* [What the exercise asks] Every line of the material that includes the word "断层活动年代统计图" is to be shown.

* [Exercise data]
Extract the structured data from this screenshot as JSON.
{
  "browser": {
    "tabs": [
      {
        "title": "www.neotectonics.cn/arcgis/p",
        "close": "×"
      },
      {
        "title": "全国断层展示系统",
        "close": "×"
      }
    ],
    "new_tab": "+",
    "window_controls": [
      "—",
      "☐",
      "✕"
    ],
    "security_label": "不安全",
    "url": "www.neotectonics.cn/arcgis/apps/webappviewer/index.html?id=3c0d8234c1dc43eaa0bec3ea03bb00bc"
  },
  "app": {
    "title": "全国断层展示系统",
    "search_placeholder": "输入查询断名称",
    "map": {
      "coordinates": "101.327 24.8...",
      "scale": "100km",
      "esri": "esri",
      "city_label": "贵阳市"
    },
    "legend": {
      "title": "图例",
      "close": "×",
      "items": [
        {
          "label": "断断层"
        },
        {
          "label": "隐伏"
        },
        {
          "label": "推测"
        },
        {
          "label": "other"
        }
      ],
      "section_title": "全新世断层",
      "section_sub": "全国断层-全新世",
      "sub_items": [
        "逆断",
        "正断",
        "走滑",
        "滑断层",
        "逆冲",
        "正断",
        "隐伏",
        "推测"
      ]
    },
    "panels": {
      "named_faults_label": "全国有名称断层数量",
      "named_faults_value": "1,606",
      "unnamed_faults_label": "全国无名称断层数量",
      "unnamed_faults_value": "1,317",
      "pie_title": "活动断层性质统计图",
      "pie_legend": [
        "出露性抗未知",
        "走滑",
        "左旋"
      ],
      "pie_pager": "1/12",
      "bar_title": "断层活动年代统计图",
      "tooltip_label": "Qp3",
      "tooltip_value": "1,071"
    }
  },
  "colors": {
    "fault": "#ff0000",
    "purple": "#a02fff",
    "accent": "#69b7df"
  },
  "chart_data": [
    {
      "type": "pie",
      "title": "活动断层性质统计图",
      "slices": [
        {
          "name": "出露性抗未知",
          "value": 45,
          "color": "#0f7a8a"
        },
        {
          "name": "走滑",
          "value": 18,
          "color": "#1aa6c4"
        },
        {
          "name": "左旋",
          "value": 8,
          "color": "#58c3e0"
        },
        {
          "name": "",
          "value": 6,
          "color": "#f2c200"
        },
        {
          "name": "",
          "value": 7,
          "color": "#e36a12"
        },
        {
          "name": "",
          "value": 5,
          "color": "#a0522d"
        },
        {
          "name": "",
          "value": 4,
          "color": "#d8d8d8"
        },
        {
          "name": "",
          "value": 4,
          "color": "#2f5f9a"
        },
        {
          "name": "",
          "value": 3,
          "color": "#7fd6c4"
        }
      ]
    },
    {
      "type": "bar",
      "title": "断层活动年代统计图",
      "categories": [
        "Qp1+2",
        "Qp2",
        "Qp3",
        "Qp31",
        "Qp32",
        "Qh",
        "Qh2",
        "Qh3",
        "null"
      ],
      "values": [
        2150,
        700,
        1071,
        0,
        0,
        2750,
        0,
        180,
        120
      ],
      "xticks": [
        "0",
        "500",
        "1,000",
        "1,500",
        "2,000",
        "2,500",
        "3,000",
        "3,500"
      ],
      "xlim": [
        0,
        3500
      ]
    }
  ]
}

* [Expected answer]
      "bar_title": "断层活动年代统计图",
      "title": "断层活动年代统计图",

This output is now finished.